TASK GOAL.
Each line of the records that follow must come back exactly, with pictures skipped.

=== Begin Enclosure ===

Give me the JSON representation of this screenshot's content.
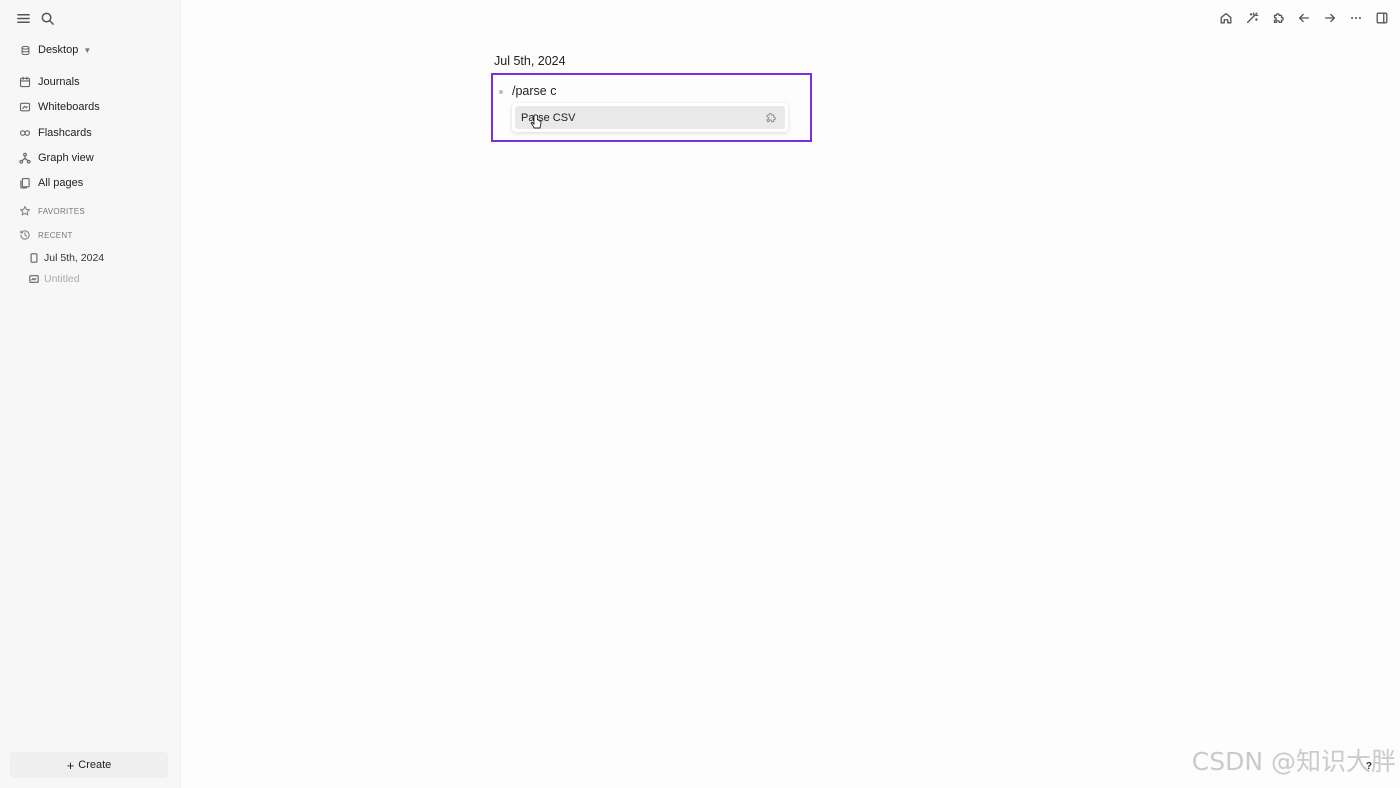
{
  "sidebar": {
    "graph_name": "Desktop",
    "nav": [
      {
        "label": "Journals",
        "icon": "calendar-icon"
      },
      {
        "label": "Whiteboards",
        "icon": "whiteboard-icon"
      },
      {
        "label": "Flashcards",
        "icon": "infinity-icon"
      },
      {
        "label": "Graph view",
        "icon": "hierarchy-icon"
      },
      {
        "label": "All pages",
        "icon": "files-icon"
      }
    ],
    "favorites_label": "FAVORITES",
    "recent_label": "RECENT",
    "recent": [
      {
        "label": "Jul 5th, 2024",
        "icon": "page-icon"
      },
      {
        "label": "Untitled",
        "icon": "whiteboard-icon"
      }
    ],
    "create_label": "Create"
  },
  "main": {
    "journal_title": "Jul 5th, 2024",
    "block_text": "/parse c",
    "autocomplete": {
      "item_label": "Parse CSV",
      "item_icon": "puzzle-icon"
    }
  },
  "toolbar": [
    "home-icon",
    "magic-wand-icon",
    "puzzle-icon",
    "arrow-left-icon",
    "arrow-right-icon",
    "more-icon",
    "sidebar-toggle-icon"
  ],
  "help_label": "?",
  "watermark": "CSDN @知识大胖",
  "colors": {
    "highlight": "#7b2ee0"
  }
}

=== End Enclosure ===

ANSWER FOR THE TASK.
Give me the JSON representation of this screenshot's content.
{
  "sidebar": {
    "graph_name": "Desktop",
    "nav": [
      {
        "label": "Journals",
        "icon": "calendar-icon"
      },
      {
        "label": "Whiteboards",
        "icon": "whiteboard-icon"
      },
      {
        "label": "Flashcards",
        "icon": "infinity-icon"
      },
      {
        "label": "Graph view",
        "icon": "hierarchy-icon"
      },
      {
        "label": "All pages",
        "icon": "files-icon"
      }
    ],
    "favorites_label": "FAVORITES",
    "recent_label": "RECENT",
    "recent": [
      {
        "label": "Jul 5th, 2024",
        "icon": "page-icon"
      },
      {
        "label": "Untitled",
        "icon": "whiteboard-icon"
      }
    ],
    "create_label": "Create"
  },
  "main": {
    "journal_title": "Jul 5th, 2024",
    "block_text": "/parse c",
    "autocomplete": {
      "item_label": "Parse CSV",
      "item_icon": "puzzle-icon"
    }
  },
  "toolbar": [
    "home-icon",
    "magic-wand-icon",
    "puzzle-icon",
    "arrow-left-icon",
    "arrow-right-icon",
    "more-icon",
    "sidebar-toggle-icon"
  ],
  "help_label": "?",
  "watermark": "CSDN @知识大胖",
  "colors": {
    "highlight": "#7b2ee0"
  }
}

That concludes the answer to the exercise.